Families USA, Mental Health America, the National Alliance on Mental Illness, and the National Council for Behavioral Health are four nonprofit, nonpartisan organizations that represent health care consumers, including those with mental health and substance use disorders. We have joined together to bring attention to a heath care proposal put forth by the Trump administration that would expand short-term health insurance plans.
Under the guise of creating low-cost health options, the Trump administration has proposed two new regulations that would have dire consequences for two groups:
By weakening the standards around what benefits health plans must cover and other changes, the latest policy from the Trump Administration will threaten the quality and affordability of health coverage.
The Trump Administration wants to turn back the clock on protections for health care consumers established by the Affordable Care Act. This latest act of sabotage on the health law came in the form of a proposed rule released by the Department of Health and Human Services. The proposed rule would make it legal to sell “short-term insurance” plans for long periods of time that do not comply with the ACA’s consumer protections.
Funding CSR Payments in the Health Insurance Stabilization Package Could Harm Low- and Middle-Income Consumers
Families USA strongly supports bipartisan efforts to give consumers affordable health insurance in the individual market. A successful stabilization bill would enhance affordability and access by raising advance premium tax credits (APTCs), funding reinsurance, financing outreach and enrollment assistance, and stopping proposed regulations that would let short-term plans and association health plans (AHPs) substantially undermine the individual market.
Idaho state officials sought to create “state-based plans” for health insurance that would set a precedent for individual market insurance plans that could deny coverage for preexisting conditions. The Idaho health insurance guidelines would put older and sicker residents at a disadvantage.
To protect their residents, some states are considering using their own income tax systems to replace the federal government’s enforcement of the individual mandate.
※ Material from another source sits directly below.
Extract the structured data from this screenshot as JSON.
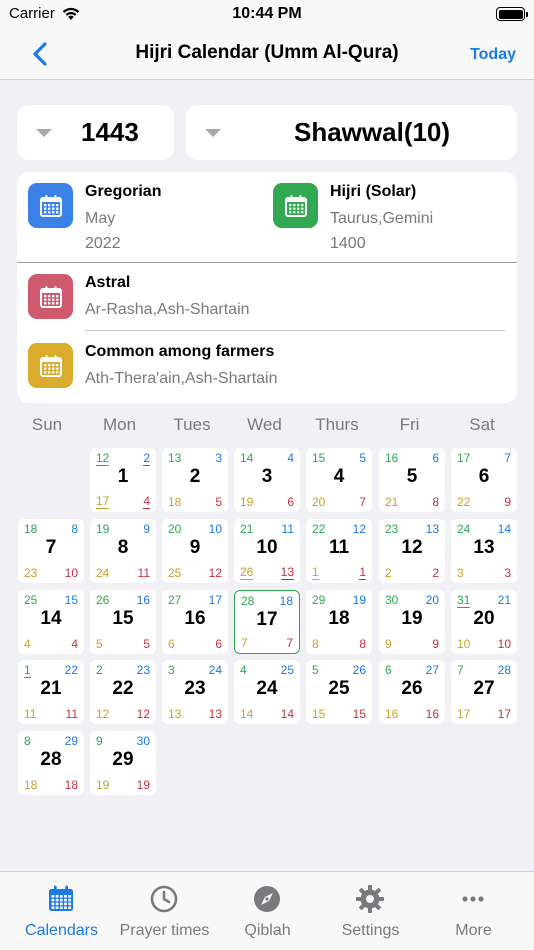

But another approach under consideration in Maryland would both prevent the harm forecast by CBO while taking new steps to insure families who would otherwise remain without coverage.
Not only would Maryland’s approach increase coverage, newly insured young and healthy residents would improve the overall risk pool, stabilizing markets and lowering premiums for numerous insured residents who buy individual coverage.
In late January, the Trump administration quietly announced two alarming new policies that will lead to more discrimination in health care: a change in Medicaid policy made through executive order, and a proposed rule that is open for comment until March 27, 2018.
The Center for Medicare and Medicaid Services’ approval of Kentucky’s Medicaid waiver on January 12, 2017, opens a new front in the Trump Administration’s campaign to roll back the gains in coverage and health care achieved under the Affordable Care Act and Medicaid.
The Avalere Study of the Impact of Murray-Alexander and Collins-Nelson Bills on Insurance Premiums: What It Says and Does Not Say
Why restoring cost-sharing reduction payments and funding two years of reinsurance payments won't be enough to counter the devastating impact of the tax bill on health insurance.